> [Problem to solve] Look through the records and copy each line with the string "screenshot" in it.

> [Entries provided]
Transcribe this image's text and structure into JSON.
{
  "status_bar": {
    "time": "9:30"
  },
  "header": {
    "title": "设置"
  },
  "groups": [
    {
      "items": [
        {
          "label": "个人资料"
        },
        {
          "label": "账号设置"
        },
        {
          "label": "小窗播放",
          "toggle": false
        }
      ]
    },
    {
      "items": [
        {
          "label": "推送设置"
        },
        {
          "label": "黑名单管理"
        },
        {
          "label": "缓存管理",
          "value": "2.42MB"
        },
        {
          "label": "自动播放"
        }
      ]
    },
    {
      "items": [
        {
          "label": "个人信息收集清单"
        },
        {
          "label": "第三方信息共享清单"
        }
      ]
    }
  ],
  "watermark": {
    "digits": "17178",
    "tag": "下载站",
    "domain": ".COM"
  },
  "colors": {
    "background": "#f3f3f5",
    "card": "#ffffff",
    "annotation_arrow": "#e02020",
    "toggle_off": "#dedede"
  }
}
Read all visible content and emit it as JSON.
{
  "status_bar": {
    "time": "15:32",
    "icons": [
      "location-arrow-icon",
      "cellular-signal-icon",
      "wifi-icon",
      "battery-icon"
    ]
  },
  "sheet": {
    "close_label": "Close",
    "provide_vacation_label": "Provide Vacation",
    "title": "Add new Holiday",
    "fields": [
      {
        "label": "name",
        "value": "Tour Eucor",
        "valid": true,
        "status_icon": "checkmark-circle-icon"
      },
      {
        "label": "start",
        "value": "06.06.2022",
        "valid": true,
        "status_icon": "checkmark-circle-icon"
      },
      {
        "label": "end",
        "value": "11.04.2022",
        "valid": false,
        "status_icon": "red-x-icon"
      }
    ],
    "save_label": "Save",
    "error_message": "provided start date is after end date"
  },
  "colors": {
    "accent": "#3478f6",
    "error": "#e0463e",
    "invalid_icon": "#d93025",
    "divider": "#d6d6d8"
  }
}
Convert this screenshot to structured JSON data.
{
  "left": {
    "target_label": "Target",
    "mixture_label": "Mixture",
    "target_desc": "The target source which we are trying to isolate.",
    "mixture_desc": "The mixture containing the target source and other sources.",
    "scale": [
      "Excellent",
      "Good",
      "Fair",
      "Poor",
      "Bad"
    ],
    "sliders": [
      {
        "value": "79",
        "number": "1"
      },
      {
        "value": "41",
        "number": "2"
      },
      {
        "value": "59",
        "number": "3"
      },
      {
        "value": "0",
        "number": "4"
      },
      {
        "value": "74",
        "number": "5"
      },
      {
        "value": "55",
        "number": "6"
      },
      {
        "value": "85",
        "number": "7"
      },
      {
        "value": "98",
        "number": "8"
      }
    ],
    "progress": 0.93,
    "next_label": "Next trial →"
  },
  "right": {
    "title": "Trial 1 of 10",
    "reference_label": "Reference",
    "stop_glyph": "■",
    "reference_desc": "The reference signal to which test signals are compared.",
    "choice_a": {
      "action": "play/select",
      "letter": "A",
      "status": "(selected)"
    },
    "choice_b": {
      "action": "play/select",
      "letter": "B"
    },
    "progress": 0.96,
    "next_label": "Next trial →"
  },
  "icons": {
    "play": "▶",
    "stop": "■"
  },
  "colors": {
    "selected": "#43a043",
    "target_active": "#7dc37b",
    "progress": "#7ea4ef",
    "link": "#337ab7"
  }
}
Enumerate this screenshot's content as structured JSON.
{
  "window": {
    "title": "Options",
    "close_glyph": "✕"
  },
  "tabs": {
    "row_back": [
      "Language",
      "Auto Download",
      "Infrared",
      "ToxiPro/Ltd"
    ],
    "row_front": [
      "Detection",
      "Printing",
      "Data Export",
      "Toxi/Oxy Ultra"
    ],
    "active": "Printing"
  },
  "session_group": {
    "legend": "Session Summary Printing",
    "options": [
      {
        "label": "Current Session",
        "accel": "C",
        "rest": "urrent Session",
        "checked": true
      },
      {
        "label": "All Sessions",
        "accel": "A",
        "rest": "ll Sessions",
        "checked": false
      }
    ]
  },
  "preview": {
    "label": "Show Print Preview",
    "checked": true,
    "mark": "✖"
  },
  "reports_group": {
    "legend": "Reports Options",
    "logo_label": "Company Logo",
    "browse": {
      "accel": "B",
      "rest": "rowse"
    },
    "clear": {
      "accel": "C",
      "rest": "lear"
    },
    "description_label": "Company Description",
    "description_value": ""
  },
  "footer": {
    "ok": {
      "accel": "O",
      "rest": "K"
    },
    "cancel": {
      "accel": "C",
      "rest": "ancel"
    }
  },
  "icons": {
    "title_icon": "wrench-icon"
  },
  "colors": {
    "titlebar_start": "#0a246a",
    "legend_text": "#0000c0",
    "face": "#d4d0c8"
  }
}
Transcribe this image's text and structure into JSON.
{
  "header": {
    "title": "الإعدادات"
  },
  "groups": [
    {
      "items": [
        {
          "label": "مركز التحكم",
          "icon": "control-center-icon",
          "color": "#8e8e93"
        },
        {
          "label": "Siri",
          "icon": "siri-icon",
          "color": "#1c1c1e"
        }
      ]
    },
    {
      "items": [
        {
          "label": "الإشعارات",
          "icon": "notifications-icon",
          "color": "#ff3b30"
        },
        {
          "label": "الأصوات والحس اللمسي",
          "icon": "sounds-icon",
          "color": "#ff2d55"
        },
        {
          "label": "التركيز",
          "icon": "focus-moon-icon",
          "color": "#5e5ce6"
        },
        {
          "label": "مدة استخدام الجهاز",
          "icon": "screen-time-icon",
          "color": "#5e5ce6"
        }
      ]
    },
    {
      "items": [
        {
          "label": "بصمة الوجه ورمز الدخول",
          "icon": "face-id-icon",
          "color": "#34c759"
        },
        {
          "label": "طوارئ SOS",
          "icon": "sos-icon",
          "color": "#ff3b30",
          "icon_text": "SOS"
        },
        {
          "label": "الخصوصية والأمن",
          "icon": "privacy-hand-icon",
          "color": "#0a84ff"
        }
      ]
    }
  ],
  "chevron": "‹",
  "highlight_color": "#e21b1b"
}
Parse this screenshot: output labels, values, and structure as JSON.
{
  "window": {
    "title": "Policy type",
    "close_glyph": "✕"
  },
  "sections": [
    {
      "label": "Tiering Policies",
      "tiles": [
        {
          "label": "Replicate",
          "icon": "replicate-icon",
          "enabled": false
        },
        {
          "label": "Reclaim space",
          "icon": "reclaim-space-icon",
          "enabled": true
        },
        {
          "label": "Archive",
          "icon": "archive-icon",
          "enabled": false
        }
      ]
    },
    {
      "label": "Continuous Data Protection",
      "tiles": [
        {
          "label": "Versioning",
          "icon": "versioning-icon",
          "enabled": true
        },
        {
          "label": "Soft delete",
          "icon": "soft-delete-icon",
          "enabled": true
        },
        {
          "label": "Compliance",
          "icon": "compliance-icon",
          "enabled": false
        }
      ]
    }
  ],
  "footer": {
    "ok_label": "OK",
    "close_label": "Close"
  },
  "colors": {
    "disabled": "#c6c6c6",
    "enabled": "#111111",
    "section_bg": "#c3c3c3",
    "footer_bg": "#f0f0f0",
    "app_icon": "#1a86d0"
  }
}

> [Result]
Convert this screenshot to structured JSON data.
Enumerate this screenshot's content as structured JSON.
Parse this screenshot: output labels, values, and structure as JSON.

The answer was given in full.